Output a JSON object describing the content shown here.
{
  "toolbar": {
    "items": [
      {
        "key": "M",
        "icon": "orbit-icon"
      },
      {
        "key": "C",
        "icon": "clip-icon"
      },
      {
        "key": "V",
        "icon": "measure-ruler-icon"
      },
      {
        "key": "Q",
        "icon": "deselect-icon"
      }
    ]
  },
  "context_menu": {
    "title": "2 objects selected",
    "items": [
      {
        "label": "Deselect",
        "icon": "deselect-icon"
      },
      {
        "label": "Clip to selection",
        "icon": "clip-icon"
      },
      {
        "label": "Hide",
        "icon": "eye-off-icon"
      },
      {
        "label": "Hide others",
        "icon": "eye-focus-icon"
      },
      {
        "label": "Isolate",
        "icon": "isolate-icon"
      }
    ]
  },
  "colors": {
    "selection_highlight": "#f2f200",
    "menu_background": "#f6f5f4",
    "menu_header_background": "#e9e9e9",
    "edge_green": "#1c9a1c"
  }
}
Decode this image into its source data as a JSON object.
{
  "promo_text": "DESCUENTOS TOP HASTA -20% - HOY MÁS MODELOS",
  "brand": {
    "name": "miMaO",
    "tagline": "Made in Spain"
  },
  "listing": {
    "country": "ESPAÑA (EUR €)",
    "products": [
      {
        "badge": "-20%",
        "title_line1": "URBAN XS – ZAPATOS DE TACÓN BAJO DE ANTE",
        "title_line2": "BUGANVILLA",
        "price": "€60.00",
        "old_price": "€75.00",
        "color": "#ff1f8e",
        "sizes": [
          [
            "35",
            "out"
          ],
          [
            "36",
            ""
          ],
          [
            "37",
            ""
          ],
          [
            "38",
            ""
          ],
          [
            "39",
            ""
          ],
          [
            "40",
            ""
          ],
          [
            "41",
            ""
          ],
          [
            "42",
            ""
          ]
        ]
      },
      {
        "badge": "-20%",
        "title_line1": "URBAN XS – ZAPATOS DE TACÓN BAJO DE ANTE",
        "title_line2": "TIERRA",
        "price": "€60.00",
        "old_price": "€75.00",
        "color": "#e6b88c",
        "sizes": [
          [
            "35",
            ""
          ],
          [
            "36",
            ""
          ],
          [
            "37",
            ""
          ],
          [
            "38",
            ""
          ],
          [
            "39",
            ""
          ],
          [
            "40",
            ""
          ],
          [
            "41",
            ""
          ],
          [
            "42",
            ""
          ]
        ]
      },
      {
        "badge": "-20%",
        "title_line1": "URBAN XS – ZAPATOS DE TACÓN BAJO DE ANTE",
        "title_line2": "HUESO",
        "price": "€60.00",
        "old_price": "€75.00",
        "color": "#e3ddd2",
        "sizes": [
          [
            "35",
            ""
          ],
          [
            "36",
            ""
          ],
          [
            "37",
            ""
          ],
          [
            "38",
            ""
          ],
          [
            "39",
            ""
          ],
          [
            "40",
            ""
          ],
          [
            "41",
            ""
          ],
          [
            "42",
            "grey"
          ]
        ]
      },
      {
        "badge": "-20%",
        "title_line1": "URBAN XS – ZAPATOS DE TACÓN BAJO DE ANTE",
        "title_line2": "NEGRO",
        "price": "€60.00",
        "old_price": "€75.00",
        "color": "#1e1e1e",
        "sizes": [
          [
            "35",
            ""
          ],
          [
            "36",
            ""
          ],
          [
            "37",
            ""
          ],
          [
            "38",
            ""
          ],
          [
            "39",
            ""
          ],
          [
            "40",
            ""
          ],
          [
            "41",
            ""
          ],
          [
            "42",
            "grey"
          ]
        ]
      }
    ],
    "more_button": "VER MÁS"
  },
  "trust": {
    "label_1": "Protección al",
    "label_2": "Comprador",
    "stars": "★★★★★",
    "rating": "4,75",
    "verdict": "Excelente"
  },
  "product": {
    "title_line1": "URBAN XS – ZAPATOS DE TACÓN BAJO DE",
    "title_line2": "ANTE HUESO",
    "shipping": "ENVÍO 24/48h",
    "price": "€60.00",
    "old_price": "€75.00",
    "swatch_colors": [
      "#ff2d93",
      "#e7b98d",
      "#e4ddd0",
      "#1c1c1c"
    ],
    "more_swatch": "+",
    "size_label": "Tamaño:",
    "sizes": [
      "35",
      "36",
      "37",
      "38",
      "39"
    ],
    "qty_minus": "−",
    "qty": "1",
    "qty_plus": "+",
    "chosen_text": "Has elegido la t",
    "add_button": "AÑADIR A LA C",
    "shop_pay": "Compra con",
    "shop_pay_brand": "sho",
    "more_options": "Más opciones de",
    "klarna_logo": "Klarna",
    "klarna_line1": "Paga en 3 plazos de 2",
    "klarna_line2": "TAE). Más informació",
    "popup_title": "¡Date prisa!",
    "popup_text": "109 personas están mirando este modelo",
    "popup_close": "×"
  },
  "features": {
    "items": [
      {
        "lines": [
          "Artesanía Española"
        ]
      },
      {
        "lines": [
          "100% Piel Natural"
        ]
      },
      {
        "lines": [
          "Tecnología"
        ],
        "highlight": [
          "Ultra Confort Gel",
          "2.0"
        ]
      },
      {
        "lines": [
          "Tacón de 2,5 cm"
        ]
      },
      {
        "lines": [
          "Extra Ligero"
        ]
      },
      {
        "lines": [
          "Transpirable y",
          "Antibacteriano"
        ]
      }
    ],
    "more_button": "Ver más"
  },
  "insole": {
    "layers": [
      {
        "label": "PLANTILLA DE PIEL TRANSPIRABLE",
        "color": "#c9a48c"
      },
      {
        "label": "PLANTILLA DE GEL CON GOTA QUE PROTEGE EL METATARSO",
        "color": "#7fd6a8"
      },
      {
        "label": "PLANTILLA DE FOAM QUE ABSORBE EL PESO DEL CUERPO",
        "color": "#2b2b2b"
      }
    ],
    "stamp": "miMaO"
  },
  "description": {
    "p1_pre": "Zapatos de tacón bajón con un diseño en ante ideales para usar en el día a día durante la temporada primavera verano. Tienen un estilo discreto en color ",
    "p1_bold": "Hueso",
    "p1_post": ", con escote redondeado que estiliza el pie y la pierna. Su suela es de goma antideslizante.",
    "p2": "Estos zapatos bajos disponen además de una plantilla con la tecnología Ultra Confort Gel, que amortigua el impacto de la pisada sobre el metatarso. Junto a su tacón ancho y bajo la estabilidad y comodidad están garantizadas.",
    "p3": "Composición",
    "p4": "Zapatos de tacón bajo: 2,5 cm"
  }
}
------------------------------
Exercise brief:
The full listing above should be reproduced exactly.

Response:
Output a JSON object describing the content shown here.
{
  "toolbar": {
    "items": [
      {
        "key": "M",
        "icon": "orbit-icon"
      },
      {
        "key": "C",
        "icon": "clip-icon"
      },
      {
        "key": "V",
        "icon": "measure-ruler-icon"
      },
      {
        "key": "Q",
        "icon": "deselect-icon"
      }
    ]
  },
  "context_menu": {
    "title": "2 objects selected",
    "items": [
      {
        "label": "Deselect",
        "icon": "deselect-icon"
      },
      {
        "label": "Clip to selection",
        "icon": "clip-icon"
      },
      {
        "label": "Hide",
        "icon": "eye-off-icon"
      },
      {
        "label": "Hide others",
        "icon": "eye-focus-icon"
      },
      {
        "label": "Isolate",
        "icon": "isolate-icon"
      }
    ]
  },
  "colors": {
    "selection_highlight": "#f2f200",
    "menu_background": "#f6f5f4",
    "menu_header_background": "#e9e9e9",
    "edge_green": "#1c9a1c"
  }
}
Decode this image into its source data as a JSON object.
{
  "promo_text": "DESCUENTOS TOP HASTA -20% - HOY MÁS MODELOS",
  "brand": {
    "name": "miMaO",
    "tagline": "Made in Spain"
  },
  "listing": {
    "country": "ESPAÑA (EUR €)",
    "products": [
      {
        "badge": "-20%",
        "title_line1": "URBAN XS – ZAPATOS DE TACÓN BAJO DE ANTE",
        "title_line2": "BUGANVILLA",
        "price": "€60.00",
        "old_price": "€75.00",
        "color": "#ff1f8e",
        "sizes": [
          [
            "35",
            "out"
          ],
          [
            "36",
            ""
          ],
          [
            "37",
            ""
          ],
          [
            "38",
            ""
          ],
          [
            "39",
            ""
          ],
          [
            "40",
            ""
          ],
          [
            "41",
            ""
          ],
          [
            "42",
            ""
          ]
        ]
      },
      {
        "badge": "-20%",
        "title_line1": "URBAN XS – ZAPATOS DE TACÓN BAJO DE ANTE",
        "title_line2": "TIERRA",
        "price": "€60.00",
        "old_price": "€75.00",
        "color": "#e6b88c",
        "sizes": [
          [
            "35",
            ""
          ],
          [
            "36",
            ""
          ],
          [
            "37",
            ""
          ],
          [
            "38",
            ""
          ],
          [
            "39",
            ""
          ],
          [
            "40",
            ""
          ],
          [
            "41",
            ""
          ],
          [
            "42",
            ""
          ]
        ]
      },
      {
        "badge": "-20%",
        "title_line1": "URBAN XS – ZAPATOS DE TACÓN BAJO DE ANTE",
        "title_line2": "HUESO",
        "price": "€60.00",
        "old_price": "€75.00",
        "color": "#e3ddd2",
        "sizes": [
          [
            "35",
            ""
          ],
          [
            "36",
            ""
          ],
          [
            "37",
            ""
          ],
          [
            "38",
            ""
          ],
          [
            "39",
            ""
          ],
          [
            "40",
            ""
          ],
          [
            "41",
            ""
          ],
          [
            "42",
            "grey"
          ]
        ]
      },
      {
        "badge": "-20%",
        "title_line1": "URBAN XS – ZAPATOS DE TACÓN BAJO DE ANTE",
        "title_line2": "NEGRO",
        "price": "€60.00",
        "old_price": "€75.00",
        "color": "#1e1e1e",
        "sizes": [
          [
            "35",
            ""
          ],
          [
            "36",
            ""
          ],
          [
            "37",
            ""
          ],
          [
            "38",
            ""
          ],
          [
            "39",
            ""
          ],
          [
            "40",
            ""
          ],
          [
            "41",
            ""
          ],
          [
            "42",
            "grey"
          ]
        ]
      }
    ],
    "more_button": "VER MÁS"
  },
  "trust": {
    "label_1": "Protección al",
    "label_2": "Comprador",
    "stars": "★★★★★",
    "rating": "4,75",
    "verdict": "Excelente"
  },
  "product": {
    "title_line1": "URBAN XS – ZAPATOS DE TACÓN BAJO DE",
    "title_line2": "ANTE HUESO",
    "shipping": "ENVÍO 24/48h",
    "price": "€60.00",
    "old_price": "€75.00",
    "swatch_colors": [
      "#ff2d93",
      "#e7b98d",
      "#e4ddd0",
      "#1c1c1c"
    ],
    "more_swatch": "+",
    "size_label": "Tamaño:",
    "sizes": [
      "35",
      "36",
      "37",
      "38",
      "39"
    ],
    "qty_minus": "−",
    "qty": "1",
    "qty_plus": "+",
    "chosen_text": "Has elegido la t",
    "add_button": "AÑADIR A LA C",
    "shop_pay": "Compra con",
    "shop_pay_brand": "sho",
    "more_options": "Más opciones de",
    "klarna_logo": "Klarna",
    "klarna_line1": "Paga en 3 plazos de 2",
    "klarna_line2": "TAE). Más informació",
    "popup_title": "¡Date prisa!",
    "popup_text": "109 personas están mirando este modelo",
    "popup_close": "×"
  },
  "features": {
    "items": [
      {
        "lines": [
          "Artesanía Española"
        ]
      },
      {
        "lines": [
          "100% Piel Natural"
        ]
      },
      {
        "lines": [
          "Tecnología"
        ],
        "highlight": [
          "Ultra Confort Gel",
          "2.0"
        ]
      },
      {
        "lines": [
          "Tacón de 2,5 cm"
        ]
      },
      {
        "lines": [
          "Extra Ligero"
        ]
      },
      {
        "lines": [
          "Transpirable y",
          "Antibacteriano"
        ]
      }
    ],
    "more_button": "Ver más"
  },
  "insole": {
    "layers": [
      {
        "label": "PLANTILLA DE PIEL TRANSPIRABLE",
        "color": "#c9a48c"
      },
      {
        "label": "PLANTILLA DE GEL CON GOTA QUE PROTEGE EL METATARSO",
        "color": "#7fd6a8"
      },
      {
        "label": "PLANTILLA DE FOAM QUE ABSORBE EL PESO DEL CUERPO",
        "color": "#2b2b2b"
      }
    ],
    "stamp": "miMaO"
  },
  "description": {
    "p1_pre": "Zapatos de tacón bajón con un diseño en ante ideales para usar en el día a día durante la temporada primavera verano. Tienen un estilo discreto en color ",
    "p1_bold": "Hueso",
    "p1_post": ", con escote redondeado que estiliza el pie y la pierna. Su suela es de goma antideslizante.",
    "p2": "Estos zapatos bajos disponen además de una plantilla con la tecnología Ultra Confort Gel, que amortigua el impacto de la pisada sobre el metatarso. Junto a su tacón ancho y bajo la estabilidad y comodidad están garantizadas.",
    "p3": "Composición",
    "p4": "Zapatos de tacón bajo: 2,5 cm"
  }
}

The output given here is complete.